'For this reason I am thrilled to be able to play a part in Creative Fuse North East. This partnership of five universities has the potential to make a real and long lasting impact on these businesses, the wider region and provide a real boost to its economy.'

The scheme will also look at how skills in the CDIT sector can be transferred to other areas, for example placing creative practitioners within other sectors such as transport or health.

Sharon Paterson, Associate Dean (Enterprise and Business Engagement) in Teesside University’s School of Design, Culture & the Arts, said: 'We are delighted to be involved with Creative Fuse North East which is a fantastic collaborative project which will allow us to use our expertise to find new and innovative ways to support the region’s creative and digital sector.

'Teesside University has an established reputation as a leading institution for supporting the creative and digital industries and we have helped hundreds of businesses across the region to utilise new technology in order to grow and fulfil their potential.'

Teesside University has an established reputation as a leading institution for supporting the creative and digital industries

Sharon Paterson, Associate Dean (Enterprise and Business Engagement), School of Design, Culture & the Arts

Jason Legget, Project Director of Creative Fuse North East said: 'We have an unprecedented opportunity here to do things differently and see some real results. This isn’t about academics and experts telling companies what to do. It is about using all the different expertise from these five respected institutions in new and unexpected ways; taking the things we learn and experience and finding out how they can benefit other industries too. It is incredibly exciting.'

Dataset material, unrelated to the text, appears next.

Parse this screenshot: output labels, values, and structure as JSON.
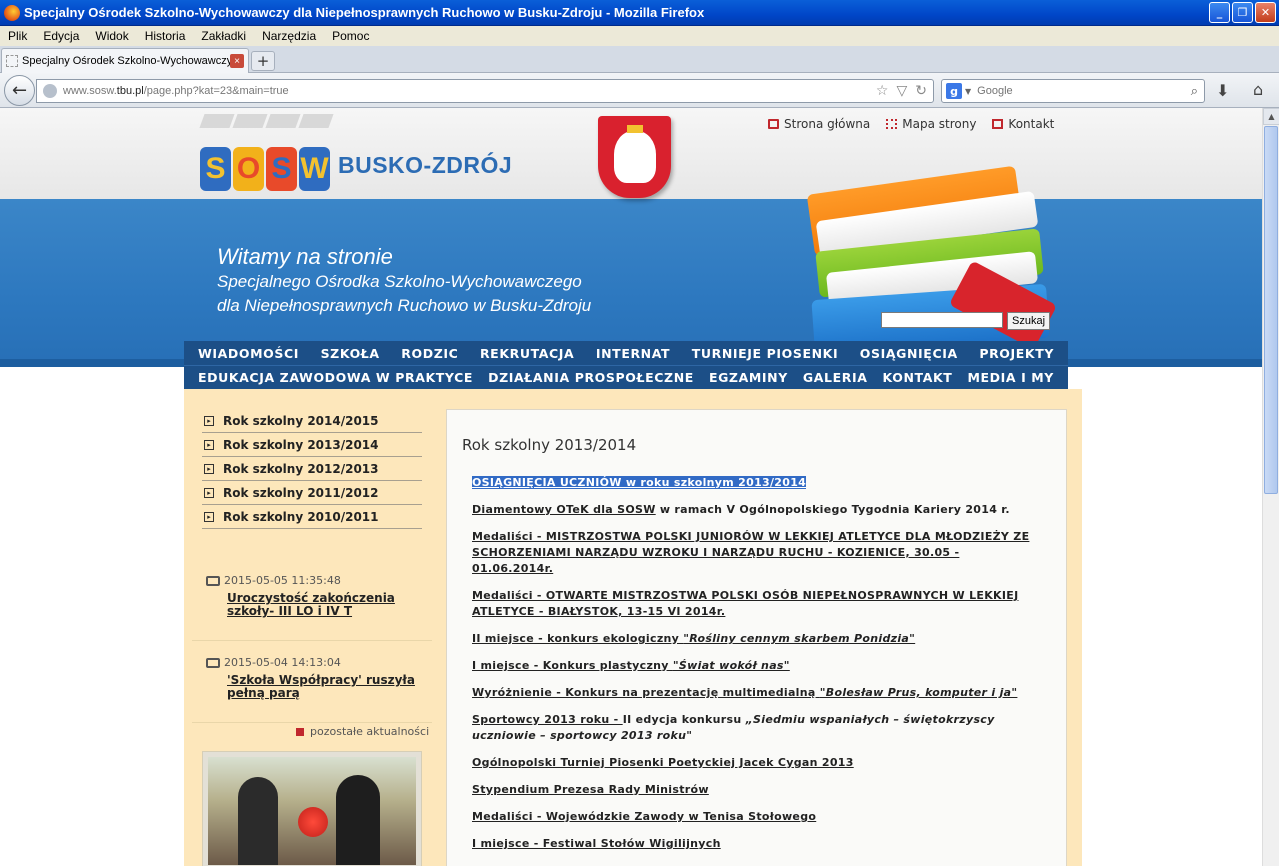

The first phase of the project will take place between now and Christmas, with the most comprehensive research study of the region’s CDIT sector ever undertaken. It will engage with thousands of businesses, organisations, freelancers and institutions, developing a detailed understanding of what makes the North East community unique and helping to identify ways it can be developed.

The data from this survey will be compiled and analysed by a team of specialists from across the five universities – Newcastle, Northumbria, Durham, Sunderland and Teesside - and the findings will be used to inform and shape a series of specialist Innovation Pilots scheduled to be delivered 2017-18.

Creative Fuse North East builds on a similar project in Brighton launched in 2011. A report published in November 2015 highlighted that, as a result of the Brighton Fuse project’s evidence that was used to lever European funding, Brighton and Hove's digital and creative economy is now worth more than £1 billion to the city each year. Research carried out by Brighton Fuse also showed that ‘fused’ businesses grow three times faster than ‘unfused’ businesses.